**Task**
Below are entries. Pull out all lines containing "circle".

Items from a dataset

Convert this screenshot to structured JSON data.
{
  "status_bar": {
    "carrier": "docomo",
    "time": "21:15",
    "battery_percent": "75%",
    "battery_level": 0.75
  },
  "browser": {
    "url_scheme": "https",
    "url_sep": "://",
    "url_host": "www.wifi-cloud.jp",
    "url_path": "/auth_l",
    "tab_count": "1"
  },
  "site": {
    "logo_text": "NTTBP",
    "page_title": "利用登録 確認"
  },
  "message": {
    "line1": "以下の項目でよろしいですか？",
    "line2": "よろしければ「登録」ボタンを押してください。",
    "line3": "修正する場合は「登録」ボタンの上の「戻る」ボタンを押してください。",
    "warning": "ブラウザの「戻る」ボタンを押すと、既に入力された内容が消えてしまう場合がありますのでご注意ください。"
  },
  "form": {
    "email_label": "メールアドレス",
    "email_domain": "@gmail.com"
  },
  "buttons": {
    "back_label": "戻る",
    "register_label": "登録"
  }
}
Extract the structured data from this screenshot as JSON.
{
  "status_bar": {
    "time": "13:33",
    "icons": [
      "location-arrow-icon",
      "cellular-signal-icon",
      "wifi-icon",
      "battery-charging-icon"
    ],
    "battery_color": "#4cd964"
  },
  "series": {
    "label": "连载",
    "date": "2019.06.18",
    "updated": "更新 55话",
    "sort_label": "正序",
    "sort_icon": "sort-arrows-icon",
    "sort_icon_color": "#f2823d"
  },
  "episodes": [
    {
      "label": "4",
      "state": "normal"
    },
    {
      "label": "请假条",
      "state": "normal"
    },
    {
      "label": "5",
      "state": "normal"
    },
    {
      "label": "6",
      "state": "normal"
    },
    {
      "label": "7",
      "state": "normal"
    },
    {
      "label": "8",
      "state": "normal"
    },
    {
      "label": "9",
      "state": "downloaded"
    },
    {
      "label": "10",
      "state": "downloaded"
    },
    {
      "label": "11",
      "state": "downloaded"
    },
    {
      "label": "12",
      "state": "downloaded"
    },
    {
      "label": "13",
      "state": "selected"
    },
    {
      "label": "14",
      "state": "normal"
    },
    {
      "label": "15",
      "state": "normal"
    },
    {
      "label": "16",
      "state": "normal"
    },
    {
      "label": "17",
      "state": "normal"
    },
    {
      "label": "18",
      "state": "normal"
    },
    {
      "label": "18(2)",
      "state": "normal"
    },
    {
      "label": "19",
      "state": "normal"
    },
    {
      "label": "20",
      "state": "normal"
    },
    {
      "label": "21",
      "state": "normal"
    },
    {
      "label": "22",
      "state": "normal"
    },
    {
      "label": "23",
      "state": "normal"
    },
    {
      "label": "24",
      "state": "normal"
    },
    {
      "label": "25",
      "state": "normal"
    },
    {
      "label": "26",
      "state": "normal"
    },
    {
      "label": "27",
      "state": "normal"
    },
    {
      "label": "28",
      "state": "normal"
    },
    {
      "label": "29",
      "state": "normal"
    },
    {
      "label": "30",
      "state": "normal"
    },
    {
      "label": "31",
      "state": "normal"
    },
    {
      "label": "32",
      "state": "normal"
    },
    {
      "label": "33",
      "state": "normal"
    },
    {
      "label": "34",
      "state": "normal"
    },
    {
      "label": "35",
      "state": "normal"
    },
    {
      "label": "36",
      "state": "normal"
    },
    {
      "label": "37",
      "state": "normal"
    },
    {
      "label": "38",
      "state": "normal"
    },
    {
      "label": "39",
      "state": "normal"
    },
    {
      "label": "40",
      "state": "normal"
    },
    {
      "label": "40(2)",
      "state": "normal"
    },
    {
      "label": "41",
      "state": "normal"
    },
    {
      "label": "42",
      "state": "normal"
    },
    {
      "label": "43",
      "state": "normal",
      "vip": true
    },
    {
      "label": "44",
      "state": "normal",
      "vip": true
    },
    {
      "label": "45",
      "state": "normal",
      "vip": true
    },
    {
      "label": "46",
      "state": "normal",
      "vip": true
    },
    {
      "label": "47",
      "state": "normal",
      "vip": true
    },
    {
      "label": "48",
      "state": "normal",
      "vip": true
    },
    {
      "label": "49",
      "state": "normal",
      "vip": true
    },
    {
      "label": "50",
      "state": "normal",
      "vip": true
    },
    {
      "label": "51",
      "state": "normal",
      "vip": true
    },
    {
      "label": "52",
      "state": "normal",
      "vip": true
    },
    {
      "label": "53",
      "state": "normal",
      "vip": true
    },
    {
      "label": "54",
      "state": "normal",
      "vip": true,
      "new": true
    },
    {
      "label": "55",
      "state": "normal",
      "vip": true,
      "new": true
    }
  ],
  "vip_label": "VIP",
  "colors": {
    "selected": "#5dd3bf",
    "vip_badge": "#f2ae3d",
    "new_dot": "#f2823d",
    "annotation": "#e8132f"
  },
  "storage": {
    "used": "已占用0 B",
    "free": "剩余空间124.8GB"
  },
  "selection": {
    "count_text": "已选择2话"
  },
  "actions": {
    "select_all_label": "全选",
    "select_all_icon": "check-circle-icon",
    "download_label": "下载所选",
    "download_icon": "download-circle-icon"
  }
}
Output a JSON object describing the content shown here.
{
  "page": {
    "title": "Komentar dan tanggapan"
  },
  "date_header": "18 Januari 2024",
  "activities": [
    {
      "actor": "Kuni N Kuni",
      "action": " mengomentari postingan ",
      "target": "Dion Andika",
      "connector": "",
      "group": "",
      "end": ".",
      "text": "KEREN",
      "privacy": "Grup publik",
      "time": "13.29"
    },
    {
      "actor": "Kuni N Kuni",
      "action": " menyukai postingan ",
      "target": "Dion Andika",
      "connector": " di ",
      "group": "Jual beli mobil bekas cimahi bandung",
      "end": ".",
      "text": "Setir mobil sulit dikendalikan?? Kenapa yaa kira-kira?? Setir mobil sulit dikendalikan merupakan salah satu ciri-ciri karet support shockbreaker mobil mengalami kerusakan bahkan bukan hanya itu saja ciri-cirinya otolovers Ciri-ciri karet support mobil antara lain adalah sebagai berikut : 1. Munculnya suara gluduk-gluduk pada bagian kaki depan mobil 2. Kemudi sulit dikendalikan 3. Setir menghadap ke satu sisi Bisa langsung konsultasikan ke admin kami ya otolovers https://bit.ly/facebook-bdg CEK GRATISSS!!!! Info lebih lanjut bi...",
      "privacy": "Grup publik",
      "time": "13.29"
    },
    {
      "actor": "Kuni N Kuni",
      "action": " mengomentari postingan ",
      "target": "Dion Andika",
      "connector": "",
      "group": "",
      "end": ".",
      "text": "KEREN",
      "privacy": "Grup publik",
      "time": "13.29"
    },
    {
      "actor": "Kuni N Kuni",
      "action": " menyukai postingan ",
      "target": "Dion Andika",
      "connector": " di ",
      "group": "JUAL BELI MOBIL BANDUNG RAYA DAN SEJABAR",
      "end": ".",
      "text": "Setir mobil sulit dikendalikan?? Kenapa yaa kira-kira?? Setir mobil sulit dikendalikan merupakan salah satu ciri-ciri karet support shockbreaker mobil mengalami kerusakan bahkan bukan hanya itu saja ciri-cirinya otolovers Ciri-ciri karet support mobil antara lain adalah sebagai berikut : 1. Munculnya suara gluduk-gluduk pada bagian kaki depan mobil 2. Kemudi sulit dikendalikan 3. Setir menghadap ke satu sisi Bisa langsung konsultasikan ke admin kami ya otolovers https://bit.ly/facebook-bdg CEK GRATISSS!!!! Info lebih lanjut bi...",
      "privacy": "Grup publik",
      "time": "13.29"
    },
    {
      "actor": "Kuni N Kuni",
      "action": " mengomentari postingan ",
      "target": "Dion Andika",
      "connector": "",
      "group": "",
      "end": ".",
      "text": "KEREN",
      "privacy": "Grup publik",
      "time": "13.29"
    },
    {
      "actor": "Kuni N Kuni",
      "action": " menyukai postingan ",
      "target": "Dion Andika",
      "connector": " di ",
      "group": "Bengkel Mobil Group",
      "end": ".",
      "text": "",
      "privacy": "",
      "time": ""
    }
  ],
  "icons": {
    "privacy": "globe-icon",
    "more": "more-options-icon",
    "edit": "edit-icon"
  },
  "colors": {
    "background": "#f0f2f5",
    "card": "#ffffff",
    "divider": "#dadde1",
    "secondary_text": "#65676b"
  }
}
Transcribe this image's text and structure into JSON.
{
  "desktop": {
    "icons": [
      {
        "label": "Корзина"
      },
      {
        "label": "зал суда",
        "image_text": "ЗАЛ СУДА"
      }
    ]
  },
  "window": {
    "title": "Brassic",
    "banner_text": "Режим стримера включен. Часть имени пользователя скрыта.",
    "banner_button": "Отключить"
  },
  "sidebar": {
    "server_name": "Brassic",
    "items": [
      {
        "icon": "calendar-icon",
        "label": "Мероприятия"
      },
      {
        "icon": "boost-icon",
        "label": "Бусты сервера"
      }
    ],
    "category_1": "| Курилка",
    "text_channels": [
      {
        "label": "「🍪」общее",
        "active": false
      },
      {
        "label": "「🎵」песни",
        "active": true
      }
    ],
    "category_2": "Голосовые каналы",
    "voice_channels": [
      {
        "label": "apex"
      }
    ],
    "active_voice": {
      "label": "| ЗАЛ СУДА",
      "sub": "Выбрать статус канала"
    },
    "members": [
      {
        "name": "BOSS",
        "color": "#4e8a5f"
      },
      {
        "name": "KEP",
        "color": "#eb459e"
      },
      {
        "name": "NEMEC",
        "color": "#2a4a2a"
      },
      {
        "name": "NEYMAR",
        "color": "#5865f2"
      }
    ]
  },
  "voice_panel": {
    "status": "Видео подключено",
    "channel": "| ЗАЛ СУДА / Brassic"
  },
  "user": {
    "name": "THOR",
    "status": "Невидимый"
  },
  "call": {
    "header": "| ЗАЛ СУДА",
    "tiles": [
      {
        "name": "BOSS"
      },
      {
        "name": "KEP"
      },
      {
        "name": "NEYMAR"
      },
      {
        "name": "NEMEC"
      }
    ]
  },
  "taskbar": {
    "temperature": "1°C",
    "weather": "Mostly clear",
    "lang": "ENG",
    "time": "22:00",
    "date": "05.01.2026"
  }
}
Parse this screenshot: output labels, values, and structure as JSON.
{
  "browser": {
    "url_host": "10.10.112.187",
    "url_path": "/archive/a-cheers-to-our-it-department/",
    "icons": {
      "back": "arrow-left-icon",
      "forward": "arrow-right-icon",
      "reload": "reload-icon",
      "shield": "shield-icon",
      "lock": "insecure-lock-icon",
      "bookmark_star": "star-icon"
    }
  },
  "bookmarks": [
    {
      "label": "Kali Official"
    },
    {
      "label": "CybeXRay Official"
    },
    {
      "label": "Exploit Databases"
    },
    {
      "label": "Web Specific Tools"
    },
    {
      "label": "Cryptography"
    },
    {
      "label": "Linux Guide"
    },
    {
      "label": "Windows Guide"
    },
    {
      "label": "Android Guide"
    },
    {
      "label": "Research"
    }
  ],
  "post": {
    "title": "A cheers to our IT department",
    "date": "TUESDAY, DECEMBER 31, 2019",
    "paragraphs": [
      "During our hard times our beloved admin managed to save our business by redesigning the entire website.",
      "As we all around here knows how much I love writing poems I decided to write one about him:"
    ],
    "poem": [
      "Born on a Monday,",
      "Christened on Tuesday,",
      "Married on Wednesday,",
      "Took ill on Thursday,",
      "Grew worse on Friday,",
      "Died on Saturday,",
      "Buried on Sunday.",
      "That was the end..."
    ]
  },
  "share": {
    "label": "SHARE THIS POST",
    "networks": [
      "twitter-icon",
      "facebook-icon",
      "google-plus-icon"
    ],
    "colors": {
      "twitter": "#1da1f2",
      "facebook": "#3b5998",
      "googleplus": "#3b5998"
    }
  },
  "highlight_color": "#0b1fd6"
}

**Exercise output**
    "select_all_icon": "check-circle-icon",
    "download_icon": "download-circle-icon"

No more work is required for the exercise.